[Collected data entries]

= Beginning of Section =

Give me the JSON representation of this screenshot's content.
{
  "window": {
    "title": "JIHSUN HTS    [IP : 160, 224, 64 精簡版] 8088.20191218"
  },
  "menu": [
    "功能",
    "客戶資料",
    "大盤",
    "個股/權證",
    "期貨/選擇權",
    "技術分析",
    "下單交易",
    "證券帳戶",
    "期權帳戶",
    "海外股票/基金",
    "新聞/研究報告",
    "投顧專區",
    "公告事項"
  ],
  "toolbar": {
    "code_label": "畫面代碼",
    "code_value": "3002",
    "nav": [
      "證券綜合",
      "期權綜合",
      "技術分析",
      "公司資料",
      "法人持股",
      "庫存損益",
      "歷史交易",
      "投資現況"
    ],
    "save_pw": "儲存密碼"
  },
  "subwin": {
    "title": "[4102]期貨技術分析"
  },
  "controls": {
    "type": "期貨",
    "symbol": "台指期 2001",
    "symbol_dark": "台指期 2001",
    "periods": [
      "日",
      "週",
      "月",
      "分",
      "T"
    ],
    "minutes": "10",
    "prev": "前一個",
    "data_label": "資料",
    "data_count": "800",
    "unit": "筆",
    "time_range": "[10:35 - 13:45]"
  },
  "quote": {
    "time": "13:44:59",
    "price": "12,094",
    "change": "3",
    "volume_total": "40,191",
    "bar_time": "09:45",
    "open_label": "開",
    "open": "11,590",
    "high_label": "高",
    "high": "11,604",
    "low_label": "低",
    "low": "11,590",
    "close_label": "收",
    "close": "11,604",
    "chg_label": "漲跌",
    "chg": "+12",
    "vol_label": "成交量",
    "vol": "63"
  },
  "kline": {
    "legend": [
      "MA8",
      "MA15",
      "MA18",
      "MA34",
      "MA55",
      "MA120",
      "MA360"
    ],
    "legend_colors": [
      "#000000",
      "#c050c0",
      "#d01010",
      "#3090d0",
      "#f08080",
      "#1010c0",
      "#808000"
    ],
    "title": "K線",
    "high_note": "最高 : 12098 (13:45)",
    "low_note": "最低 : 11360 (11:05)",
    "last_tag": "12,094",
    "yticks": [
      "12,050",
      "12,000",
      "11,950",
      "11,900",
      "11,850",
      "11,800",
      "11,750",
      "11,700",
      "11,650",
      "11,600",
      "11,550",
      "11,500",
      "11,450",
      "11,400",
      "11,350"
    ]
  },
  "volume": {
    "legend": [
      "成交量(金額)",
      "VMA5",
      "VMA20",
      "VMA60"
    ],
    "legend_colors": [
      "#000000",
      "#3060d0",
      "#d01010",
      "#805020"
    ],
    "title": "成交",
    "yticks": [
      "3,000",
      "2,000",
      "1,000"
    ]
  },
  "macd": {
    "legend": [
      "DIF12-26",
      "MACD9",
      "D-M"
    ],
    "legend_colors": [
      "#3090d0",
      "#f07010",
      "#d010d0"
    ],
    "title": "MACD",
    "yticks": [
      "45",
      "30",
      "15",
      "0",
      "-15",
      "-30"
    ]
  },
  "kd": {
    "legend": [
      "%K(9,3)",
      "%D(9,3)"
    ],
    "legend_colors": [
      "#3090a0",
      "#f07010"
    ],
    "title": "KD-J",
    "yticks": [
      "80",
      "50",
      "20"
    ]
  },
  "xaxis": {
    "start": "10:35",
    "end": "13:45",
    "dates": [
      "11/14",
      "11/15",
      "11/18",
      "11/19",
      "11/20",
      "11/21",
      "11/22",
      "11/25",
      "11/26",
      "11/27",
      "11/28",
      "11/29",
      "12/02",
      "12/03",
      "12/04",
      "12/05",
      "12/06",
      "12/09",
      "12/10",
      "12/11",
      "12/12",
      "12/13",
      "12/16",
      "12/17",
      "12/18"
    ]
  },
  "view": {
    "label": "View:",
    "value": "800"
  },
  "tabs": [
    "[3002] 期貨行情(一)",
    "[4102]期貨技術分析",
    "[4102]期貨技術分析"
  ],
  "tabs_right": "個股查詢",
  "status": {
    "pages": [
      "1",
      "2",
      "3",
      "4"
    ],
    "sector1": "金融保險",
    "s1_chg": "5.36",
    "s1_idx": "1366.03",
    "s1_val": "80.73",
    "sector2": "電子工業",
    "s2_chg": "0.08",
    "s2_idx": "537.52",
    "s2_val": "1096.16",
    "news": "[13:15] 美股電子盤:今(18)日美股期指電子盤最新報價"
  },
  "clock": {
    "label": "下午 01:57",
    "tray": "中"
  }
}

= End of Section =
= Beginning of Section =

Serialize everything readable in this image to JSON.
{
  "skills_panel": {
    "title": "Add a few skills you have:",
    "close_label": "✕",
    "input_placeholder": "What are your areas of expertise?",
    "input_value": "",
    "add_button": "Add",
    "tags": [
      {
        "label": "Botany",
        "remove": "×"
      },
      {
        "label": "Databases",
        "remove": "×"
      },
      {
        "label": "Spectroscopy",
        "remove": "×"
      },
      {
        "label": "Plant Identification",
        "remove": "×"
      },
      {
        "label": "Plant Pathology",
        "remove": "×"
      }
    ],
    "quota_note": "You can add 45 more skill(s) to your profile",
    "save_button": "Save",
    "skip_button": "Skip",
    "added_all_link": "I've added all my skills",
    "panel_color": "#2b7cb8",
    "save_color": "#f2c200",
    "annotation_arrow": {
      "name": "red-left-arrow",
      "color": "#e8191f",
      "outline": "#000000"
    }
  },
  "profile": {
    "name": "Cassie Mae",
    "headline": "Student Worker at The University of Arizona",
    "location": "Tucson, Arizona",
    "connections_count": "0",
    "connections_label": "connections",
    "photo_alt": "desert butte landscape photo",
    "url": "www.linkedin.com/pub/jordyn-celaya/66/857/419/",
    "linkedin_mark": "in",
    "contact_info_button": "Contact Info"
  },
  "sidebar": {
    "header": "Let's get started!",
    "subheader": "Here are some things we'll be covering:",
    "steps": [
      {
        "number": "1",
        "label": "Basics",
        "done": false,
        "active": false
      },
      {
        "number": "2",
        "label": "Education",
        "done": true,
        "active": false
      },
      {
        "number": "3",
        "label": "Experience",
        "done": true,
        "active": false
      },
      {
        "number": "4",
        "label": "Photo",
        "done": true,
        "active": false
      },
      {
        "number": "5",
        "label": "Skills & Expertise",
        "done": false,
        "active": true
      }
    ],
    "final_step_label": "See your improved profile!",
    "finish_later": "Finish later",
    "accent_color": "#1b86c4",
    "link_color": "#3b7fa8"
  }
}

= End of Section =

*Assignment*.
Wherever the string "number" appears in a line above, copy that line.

*Answer below*.
        "number": "1",
        "number": "2",
        "number": "3",
        "number": "4",
        "number": "5",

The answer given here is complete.